The Biggest Health Issue is Neuropsychiatric not Cardiovascular
Updated: Jun 18
by Richard Aiken MD, PhD @rcaiken
The University of Washington’s Institute for Health Metrics and Evaluation has created the world’s first and largest catalog of health-related data, the Global Health Data Exchange, producing an annual Global Burden of Disease Study (GBD). This figure is based on that data and appeared in a JAMA article April of 2018.
The impact that diseases have on one’s life can be illustrated by the years of life lost (abbreviated YLL) due to death by various diseases, shown on the above figure.
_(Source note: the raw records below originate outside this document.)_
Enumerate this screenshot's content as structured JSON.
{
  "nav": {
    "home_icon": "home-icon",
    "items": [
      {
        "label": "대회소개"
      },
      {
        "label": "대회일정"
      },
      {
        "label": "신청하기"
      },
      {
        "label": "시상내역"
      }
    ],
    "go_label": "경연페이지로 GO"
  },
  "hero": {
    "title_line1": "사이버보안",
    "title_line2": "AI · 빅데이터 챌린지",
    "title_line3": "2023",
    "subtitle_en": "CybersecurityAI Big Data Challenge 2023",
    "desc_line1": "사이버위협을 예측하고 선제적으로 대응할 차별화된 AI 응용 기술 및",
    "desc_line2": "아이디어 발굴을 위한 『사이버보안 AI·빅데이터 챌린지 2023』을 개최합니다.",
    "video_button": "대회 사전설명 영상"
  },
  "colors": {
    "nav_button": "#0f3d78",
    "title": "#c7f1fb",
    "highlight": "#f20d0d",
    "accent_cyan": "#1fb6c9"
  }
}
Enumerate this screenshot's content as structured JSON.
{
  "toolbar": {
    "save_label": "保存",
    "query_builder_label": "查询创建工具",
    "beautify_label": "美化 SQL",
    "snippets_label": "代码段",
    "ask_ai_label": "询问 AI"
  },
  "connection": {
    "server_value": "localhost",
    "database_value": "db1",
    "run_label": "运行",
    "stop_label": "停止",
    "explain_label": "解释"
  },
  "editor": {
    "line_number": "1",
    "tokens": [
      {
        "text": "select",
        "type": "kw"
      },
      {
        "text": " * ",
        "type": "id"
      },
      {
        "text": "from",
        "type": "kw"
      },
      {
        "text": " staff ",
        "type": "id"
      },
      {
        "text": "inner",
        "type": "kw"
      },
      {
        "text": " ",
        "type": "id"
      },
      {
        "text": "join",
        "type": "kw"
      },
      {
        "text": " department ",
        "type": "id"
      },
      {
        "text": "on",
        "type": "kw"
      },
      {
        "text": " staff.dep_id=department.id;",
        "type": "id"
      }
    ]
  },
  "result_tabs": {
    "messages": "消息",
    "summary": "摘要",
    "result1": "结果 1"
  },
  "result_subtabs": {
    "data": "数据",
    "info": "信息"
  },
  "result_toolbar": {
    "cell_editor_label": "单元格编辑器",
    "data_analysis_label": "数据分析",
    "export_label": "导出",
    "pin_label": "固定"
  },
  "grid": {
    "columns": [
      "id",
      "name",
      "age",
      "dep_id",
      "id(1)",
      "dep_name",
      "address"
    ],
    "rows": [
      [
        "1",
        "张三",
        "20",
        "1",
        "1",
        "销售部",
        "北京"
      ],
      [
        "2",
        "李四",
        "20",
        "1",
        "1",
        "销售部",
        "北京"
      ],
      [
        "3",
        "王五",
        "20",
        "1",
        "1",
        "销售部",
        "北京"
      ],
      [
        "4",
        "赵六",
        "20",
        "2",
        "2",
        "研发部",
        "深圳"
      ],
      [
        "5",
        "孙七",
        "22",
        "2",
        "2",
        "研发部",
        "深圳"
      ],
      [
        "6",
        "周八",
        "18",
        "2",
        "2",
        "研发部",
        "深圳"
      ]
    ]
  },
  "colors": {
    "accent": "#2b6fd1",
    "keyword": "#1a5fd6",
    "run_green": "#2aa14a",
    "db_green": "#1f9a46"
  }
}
This is calculated by multiplying the numbers of death at each age by the difference between that age and a reference life expectancy. To calibrate the ordinate, YLL for heart disease per year is 1651 per 100,000 people.
As expected, heart disease is the number one cause of years of life lost with lung cancer second. Less expected is road injuries as third, suicide fourth, cerebrovascular disease fifth, drug use sixth, and dementia seventh.
Note the last four categories of YLL are neuropsychiatric in nature (CVA is cerebrovascular Accidents such as strokes; note that even Rd injury - road injury - could have a significant suicidal or substance abuse element). Therefore, if they are aggregated as a single category, the YLL becomes as illustrated in the figure below.
From this perspective, the number one category of years of life lost is due to neuropsychiatric illness, not heart disease.
For more details, see the video below.
 Global Health Estimates 2015: Disease burden by Cause, Age, Sex, by Country and by Region, 2000-2015. Geneva, World Health Organization; 2016.
 Murray, C. J. (2013). The State of US Health, 1990-2010. Jama, 310(6), 591. doi:10.1001/jama.2013.13805.
 Murray CJ, Ezzati M, Flaxman AD, et al. GBD 2010: design, definitions, and metrics. Lancet. 2012;380(9859):2063-2066.